FilaCycle

Baltimore - Submitted by basementhacker on Apr 25 2015

The increased use of 3D printing technologies will exponentially increase the amount of waste plastic materials floating around as trash. These waste plastic objects will, as all the other trash in Baltimore, eventually make it into the Bay. FilaCycle, a company or governmental agency, would remove these objects in much the same way as present recycling companies do and use them to create new filament strands to be sold back to consumers. The plastic would be sorted by color and chemical makeup (ABS v. PLA), then remelted and stranded into the filament needed.

NOW it's your turn...

What forces keep this Future from coming true?
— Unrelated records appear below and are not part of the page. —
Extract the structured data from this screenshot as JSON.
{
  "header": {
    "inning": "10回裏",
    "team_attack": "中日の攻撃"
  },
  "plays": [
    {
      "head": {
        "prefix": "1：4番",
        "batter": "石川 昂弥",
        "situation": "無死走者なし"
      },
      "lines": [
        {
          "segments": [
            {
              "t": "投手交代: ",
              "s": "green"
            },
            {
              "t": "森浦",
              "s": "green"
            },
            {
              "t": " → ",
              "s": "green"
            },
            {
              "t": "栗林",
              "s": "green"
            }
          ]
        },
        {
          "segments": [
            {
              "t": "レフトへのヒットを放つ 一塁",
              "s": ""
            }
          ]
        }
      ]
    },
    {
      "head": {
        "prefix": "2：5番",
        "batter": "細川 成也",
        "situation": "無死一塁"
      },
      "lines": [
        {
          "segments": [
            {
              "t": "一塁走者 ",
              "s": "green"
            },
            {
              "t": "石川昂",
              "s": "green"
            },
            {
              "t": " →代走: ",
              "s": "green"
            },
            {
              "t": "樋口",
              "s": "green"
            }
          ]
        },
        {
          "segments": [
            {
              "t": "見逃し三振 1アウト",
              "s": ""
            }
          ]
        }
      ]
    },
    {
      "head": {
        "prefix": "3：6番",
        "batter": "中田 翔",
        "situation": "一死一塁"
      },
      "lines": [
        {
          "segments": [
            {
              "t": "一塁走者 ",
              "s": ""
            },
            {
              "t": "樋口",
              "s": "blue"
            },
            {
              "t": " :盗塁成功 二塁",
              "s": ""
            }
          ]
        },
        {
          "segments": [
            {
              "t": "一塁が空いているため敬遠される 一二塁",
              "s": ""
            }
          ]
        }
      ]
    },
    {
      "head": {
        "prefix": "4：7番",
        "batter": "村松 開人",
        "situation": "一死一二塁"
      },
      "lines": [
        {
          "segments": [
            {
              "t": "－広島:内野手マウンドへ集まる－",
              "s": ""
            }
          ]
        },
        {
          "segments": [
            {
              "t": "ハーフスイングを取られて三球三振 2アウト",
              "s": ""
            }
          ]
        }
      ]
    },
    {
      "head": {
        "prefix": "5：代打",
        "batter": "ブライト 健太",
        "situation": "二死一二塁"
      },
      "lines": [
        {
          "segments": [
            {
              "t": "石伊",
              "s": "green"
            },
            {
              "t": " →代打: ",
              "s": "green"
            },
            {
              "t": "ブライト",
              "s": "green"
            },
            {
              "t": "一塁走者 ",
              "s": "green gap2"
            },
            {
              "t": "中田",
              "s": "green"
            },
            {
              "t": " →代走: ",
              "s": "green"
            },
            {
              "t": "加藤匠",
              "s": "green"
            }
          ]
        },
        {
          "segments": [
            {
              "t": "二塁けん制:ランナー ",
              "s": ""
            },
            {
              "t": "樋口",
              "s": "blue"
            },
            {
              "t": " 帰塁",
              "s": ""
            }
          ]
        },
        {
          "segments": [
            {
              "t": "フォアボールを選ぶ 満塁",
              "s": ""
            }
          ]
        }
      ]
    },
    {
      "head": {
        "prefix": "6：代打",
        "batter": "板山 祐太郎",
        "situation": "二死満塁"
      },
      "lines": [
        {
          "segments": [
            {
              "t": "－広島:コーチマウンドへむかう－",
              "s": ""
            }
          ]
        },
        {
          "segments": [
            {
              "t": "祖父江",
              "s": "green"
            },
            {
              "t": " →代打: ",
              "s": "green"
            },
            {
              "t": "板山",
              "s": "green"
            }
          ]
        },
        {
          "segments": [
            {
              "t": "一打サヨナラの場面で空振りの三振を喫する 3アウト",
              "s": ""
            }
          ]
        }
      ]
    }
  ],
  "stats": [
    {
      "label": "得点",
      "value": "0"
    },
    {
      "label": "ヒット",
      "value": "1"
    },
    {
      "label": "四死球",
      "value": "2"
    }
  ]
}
Click here to answer questions and resolve those obstacles so that the idea can move onto the MAKE stage!
1. SUPPORT
this future
2. REFINE
Suggest changes
3. MAKE
Prototype
Supporters
Refine Builds

Questions and Answers!

Support( 0 )
How would you expand or adapt this future in 2025?
No one has built here yet, be the first!
Stakeholders( 1 )
Who would you need to bring together to make this future happen?
Torpek
May 5 2015
4:14 PM
You would need to bring in recycling (particularly plastics) companies, local trash collections companies, local city and county council, and local businesses for cooperation. Real Estate and company zoning would need to be taken into consideration as well as expertise and I believe the above would be necessary to begin proper planning.
Logistics( 1 )
What resources would you need to mobilize to make this future real?
Torpek
May 5 2015
4:14 PM
You will need a sorting location that separates plastics based on the resin type and color (color is optional based on the actual influx) and separate shedders for each (to turn the plastic into pellets). Once pellets are created, you would need to heat the products and send them through a line to turn the plastics into a rope or thread to be spooled and resold as recycled filament. This requires large amounts of space for unsorted, sorted, and reprocessed plastics. You would need a fleet of transport vehicles, the shredders and bins, the heaters and hardware to thread the filament.
Roadblocks( 1 )
What could get in the way of this future?
Torpek
May 5 2015
4:14 PM
Most polystyrene products are currently not recycled due to the lack of incentive to invest in the compactors and logistical systems required. This is a particular resin (resin ID 6) that could cause a build up as it is not able to be processed as a filament, however it can be shipped off to Rastra manufacturing plants at a cost to the recycling company.